Ali> Hah - we worked with an amazing PR company, Visible PR and are endless indebted to all the organisations who shared our message - the IPA, ISBA, BIMA, D&AD, the IAB, SheSays, Bloom, WACL and DAWN. Networking the networks was where we found our outreach and as word spiralled, so did the numbers of applicants.
LBB> How did the ad industry engage with it?
Ali> We had an overwhelming response - way bigger than we ever anticipated. On our proposal to the Government Equalities Office was for 15 companies. We had 36 sign up in London and four in Manchester. We were overwhelmed with the levels of engagement and the appetite from everyone for change. As we always say, people know the 'why'. This gives them the 'how'. We believe inclusion only comes with actions.
LBB> What do you hope the ad industry will do on this issue?
Ali> Hire our returners! With D&AD and Facebook, we have upskilled them with all the latest in trends, work, and tech. Now, they're work ready. We need employers to truly embrace flexible working and understand creativity isn't defined by the office. In fact we know just 15% of creatives get their best ideas in the office.
Our returners SLAYED the brief. It's about the work, the work, the work. This is what Alison Falconer, Guinness's global head of consumer marketing said: “It was a flood of creativity, and our brands were lucky to have it unleashed on our issues. We saw ideas on both Baileys and Guinness that lifted and delighted us. We got unexpected ideas, powerfully and simply expressed, with personality and flair.”
LBB> And what can the industry do to accommodate people returning to work without a need for this sort of initiative?
Ali> The number one thing businesses need to do is embrace flexible working. And, stop the mantra, 'you're only as good as your last piece of work'. People have cancer. They have children. Life happens to all of us. Those close to us die. We need to grieve. We need to recover from birth or stop for a while when we've hit the wall. CV gaps are creativity's gifts. We need to change our attitude to the time people have off.
As one of our returners said: “What a brilliant, intense, inspiring, ground-breaking privilege and an honour to be part of the Creative Equals course and to be with all the amazing women who were involved, who literally ooze talent from their eyeballs. I've got back my creative hunger and my spark. Now I just want to go and creatively blow stuff up.”
Agatha O'Neill's story
“I had a baby while I was setting up a production company when I was quite young. It has been hard to get started, but gradually I have climbed up and up and I am extremely passionate about equal opportunities, closing the gender pay gap and creating a system of support for women with families - so that we can all enjoy the time we have together. I knew that Creative Equals would help answer some questions I had about the above, and would give me the unique opportunity to be at the forefront of change. I was not disappointed!

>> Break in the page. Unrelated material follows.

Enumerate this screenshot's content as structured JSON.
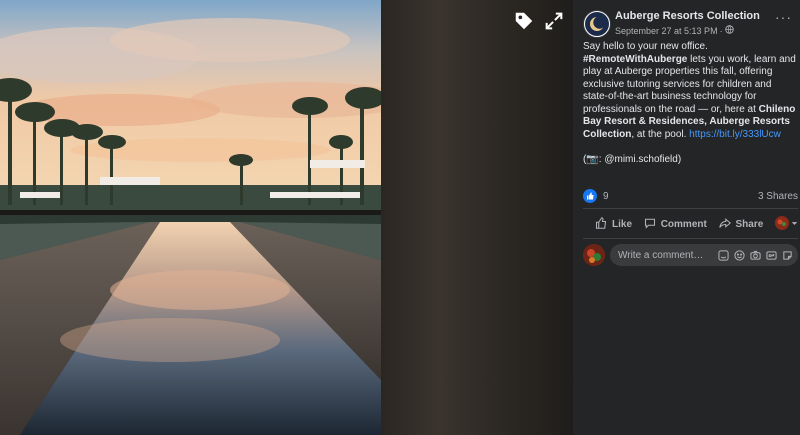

“It was truly amazing to have the opportunity to meet such outstanding women and men come together to positively support us - the people I met have truly changed me and that little shift I needed to encourage me to 'go for it' became seismic after that first week. I genuinely feel I have the confidence now, and that whatever amazing opportunities come to me will not be missed, but instead will be wholly appreciated and gained, all this thanks to the incredible Creative Equals team, and the new friendships I made while on the programme. Utterly life-changing.
“I hope everything I experienced at Creative Equals becomes my work reality! It was fun, inspiring, challenging for all the right reasons and I want to do it all over again! It has given me the clarity and confidence to know what I want, to not hesitate, to go and get it with all the energy in the world, and to enjoy it all like madness while it happens!”